*Exercise details:*
Please tally how many lines in the entries below include the word "symbol", giving only the number.

*Entries taken from a collection:*
------------------------------

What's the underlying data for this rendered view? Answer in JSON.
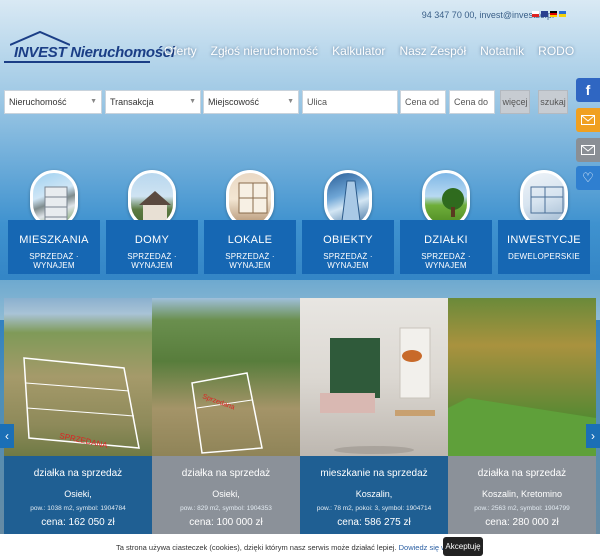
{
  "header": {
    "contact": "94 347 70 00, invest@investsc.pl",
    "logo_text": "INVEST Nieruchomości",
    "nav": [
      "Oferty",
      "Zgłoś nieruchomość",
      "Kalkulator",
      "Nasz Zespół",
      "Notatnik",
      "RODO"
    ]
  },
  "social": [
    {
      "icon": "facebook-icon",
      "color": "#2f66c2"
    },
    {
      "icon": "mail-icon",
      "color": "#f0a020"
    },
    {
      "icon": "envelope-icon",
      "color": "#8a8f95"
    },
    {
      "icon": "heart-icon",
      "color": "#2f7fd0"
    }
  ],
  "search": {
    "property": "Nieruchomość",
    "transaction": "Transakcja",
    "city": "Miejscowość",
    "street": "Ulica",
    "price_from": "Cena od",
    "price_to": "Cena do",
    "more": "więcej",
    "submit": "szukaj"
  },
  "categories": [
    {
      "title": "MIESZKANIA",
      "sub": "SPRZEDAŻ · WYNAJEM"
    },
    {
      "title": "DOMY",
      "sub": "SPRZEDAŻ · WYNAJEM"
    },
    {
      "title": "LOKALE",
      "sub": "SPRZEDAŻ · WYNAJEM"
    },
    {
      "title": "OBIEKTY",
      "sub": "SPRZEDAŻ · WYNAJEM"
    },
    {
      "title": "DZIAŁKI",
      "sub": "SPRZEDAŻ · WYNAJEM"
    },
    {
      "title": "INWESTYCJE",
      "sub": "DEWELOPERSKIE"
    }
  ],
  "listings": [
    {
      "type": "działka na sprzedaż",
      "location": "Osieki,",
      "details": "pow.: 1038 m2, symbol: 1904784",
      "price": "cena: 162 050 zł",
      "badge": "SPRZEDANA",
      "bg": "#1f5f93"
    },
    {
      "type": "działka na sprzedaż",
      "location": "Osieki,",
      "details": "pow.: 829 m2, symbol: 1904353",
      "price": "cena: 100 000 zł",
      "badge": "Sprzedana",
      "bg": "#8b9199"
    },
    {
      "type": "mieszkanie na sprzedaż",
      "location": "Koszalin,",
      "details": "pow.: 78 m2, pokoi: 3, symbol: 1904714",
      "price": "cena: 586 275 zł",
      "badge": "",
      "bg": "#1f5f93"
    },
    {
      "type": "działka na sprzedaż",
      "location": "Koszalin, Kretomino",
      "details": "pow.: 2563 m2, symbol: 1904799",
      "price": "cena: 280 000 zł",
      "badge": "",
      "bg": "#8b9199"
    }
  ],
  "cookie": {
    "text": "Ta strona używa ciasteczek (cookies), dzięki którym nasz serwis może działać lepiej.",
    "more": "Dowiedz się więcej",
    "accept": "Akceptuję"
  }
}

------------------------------

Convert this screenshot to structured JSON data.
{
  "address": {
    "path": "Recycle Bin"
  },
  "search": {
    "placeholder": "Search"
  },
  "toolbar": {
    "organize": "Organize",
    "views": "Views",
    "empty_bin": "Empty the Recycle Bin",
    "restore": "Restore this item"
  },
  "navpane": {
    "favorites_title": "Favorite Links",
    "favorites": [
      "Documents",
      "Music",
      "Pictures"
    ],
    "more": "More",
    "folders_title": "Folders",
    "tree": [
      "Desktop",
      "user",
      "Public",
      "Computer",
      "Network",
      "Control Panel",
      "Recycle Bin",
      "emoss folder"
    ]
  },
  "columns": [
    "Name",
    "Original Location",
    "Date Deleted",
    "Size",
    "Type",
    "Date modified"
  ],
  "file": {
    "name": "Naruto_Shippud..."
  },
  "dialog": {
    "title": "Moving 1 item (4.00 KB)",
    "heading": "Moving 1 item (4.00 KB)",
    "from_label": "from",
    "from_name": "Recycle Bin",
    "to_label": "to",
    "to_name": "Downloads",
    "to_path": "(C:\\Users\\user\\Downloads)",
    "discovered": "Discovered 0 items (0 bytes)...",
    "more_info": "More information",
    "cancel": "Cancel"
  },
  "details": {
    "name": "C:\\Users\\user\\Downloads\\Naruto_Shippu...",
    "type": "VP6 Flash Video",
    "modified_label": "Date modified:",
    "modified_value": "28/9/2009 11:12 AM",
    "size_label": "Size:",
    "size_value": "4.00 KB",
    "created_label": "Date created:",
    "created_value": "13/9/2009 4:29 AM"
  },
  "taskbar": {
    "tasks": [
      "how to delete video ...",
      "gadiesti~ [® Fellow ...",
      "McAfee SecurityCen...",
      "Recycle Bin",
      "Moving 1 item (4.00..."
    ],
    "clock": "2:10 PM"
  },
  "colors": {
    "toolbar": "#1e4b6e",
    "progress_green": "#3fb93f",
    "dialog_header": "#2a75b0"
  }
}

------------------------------

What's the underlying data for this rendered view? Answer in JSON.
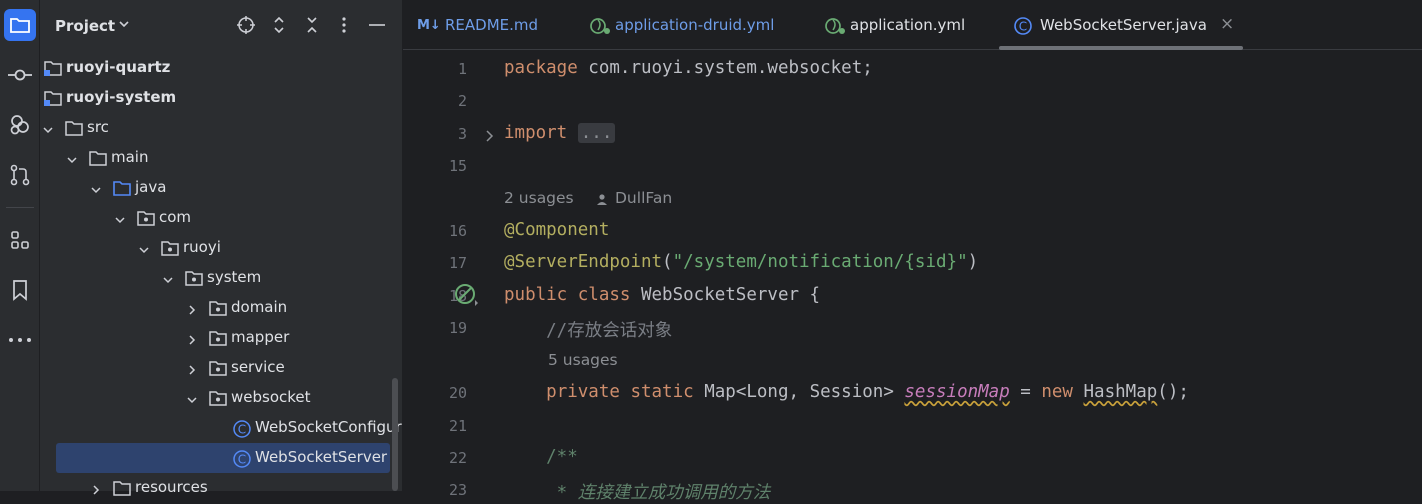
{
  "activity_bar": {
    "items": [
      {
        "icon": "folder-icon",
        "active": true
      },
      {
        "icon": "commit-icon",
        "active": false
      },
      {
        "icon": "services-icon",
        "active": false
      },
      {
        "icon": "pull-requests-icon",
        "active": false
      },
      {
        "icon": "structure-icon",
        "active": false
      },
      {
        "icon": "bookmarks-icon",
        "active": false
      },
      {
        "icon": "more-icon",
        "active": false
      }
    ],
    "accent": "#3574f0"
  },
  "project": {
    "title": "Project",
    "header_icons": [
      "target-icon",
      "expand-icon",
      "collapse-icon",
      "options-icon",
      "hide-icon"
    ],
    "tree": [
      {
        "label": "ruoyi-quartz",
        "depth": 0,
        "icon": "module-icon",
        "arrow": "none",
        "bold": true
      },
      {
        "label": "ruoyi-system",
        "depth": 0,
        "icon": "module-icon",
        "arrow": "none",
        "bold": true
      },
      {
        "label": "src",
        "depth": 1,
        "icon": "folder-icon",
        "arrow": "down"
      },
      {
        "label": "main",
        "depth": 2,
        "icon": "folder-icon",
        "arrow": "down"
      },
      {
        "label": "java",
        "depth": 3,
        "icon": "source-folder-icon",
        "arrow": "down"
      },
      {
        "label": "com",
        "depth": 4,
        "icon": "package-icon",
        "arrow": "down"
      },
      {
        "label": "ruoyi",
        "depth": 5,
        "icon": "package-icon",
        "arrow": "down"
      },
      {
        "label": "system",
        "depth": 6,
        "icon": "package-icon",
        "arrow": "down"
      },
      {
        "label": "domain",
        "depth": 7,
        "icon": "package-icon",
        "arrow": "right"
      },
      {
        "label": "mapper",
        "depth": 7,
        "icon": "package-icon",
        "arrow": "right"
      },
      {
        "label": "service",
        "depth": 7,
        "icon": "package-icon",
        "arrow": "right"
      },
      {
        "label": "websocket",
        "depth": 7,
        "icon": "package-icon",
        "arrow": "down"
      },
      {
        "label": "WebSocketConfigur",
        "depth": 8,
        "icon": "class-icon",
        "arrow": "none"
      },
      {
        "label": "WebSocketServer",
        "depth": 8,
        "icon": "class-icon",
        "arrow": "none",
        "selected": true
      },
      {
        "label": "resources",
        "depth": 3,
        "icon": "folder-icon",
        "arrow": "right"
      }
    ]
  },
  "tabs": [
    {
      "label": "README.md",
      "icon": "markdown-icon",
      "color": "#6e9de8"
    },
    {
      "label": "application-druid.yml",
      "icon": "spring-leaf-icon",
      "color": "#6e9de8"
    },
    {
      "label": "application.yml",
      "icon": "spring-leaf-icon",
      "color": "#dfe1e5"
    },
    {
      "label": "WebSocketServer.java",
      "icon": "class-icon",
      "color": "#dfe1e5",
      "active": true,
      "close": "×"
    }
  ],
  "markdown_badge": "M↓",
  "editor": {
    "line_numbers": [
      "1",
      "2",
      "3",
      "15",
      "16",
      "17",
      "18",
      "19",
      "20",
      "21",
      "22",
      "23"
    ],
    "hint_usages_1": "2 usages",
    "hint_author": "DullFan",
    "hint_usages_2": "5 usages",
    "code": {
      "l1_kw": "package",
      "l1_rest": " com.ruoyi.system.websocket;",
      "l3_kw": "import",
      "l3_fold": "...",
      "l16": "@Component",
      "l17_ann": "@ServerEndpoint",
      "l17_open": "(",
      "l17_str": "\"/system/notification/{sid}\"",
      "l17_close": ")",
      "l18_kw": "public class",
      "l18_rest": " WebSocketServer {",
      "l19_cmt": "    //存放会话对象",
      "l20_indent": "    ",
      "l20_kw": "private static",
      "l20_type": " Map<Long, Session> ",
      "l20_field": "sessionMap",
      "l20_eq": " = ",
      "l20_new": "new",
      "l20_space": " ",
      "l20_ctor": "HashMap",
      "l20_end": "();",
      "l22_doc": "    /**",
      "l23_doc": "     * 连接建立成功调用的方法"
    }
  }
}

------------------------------

*Solution:*
4